Illuminated People brings together the many diverse licks, tones and shades of sound that Islet have crafted and familiarised themselves with in their first two years of active existence and distributes it across a much more stable and uniform, debut full-length record. The extra room and space means that the ‘secondary’ tracks on the album, far from being filler, reveal glimmers of a more tender and mellowed ambience; it is an altogether more considered record, and a valuable extension to the band’s vibrant repertoire.
Their music has always been an orchestration of various pulling forces, of sharp and antagonistic sounds that are brutish, explicit and stark. Illuminated People delivers this in a much more rounded but still very cathartic and theatrical manner.

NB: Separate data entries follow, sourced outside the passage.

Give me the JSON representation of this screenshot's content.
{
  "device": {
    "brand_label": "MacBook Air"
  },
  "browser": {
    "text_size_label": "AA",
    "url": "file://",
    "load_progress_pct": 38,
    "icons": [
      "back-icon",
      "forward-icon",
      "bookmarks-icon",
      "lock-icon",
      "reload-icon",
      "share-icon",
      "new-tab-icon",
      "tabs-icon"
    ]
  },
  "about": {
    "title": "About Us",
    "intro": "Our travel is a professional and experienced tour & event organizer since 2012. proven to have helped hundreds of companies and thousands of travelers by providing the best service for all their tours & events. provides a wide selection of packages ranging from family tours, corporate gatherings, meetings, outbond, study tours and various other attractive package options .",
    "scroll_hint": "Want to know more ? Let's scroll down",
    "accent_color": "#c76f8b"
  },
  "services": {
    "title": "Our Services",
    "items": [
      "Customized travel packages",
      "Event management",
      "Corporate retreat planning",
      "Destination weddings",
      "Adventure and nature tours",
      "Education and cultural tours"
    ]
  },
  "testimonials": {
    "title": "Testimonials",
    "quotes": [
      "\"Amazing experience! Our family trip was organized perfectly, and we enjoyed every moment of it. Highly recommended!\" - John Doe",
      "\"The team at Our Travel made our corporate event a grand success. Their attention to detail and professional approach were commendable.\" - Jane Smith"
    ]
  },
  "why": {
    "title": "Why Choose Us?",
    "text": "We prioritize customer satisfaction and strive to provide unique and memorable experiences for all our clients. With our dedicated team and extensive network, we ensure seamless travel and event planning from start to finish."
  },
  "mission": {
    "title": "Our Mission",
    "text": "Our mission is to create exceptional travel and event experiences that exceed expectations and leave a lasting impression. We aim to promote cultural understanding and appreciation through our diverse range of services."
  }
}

The female vocalist (Whose name is characteristically elusive from any amount of tireless search engine trawling) delicately sings of ‘a life of scrimmage and strife, a tiresome fight, a challenge of might’ in ‘A Warrior Who Longs to Grow Herbs’. This sense of solemn despair is something that takes a more overarching presence in the album and adds a new dimension and level of depth to the band’s sound.
The opening track ‘Libra Man’ demonstrates early on that Islet have retained the integration of very self-consciously artificial and synthesised electronic sounds with delicate and organic vocal harmonies, a fusion that has formed the basis of their unique appeal. ‘We Bow’ is one of the more noticeably melancholic tracks on the record, and with this possesses a more minimalist and conventional approach to instrumentation, certainly compared to what you might usually expect from their work. However, the pace and intonation of the prosaic address, with its listing effect, isn’t something quite so new, even if its mellow and reflective aesthetic is.
Perhaps the most contentious area of discussion is whether fans of the band will feel that in appropriating their sound for a longer length record, Islet have overlooked the sharpness and brutality of their appeal, and made this album far too comfortable to bear the same impression on its audience as previous work. All in all though, the songs are still constructed with a fragmented feel; it is still haphazard, alienating, and intriguing all in the same measure. With this, Islet have, in my humble opinion, done a rather good job at expanding and broadening their musical landscape to something that is more considered, more precise, and in many ways, more thought provoking.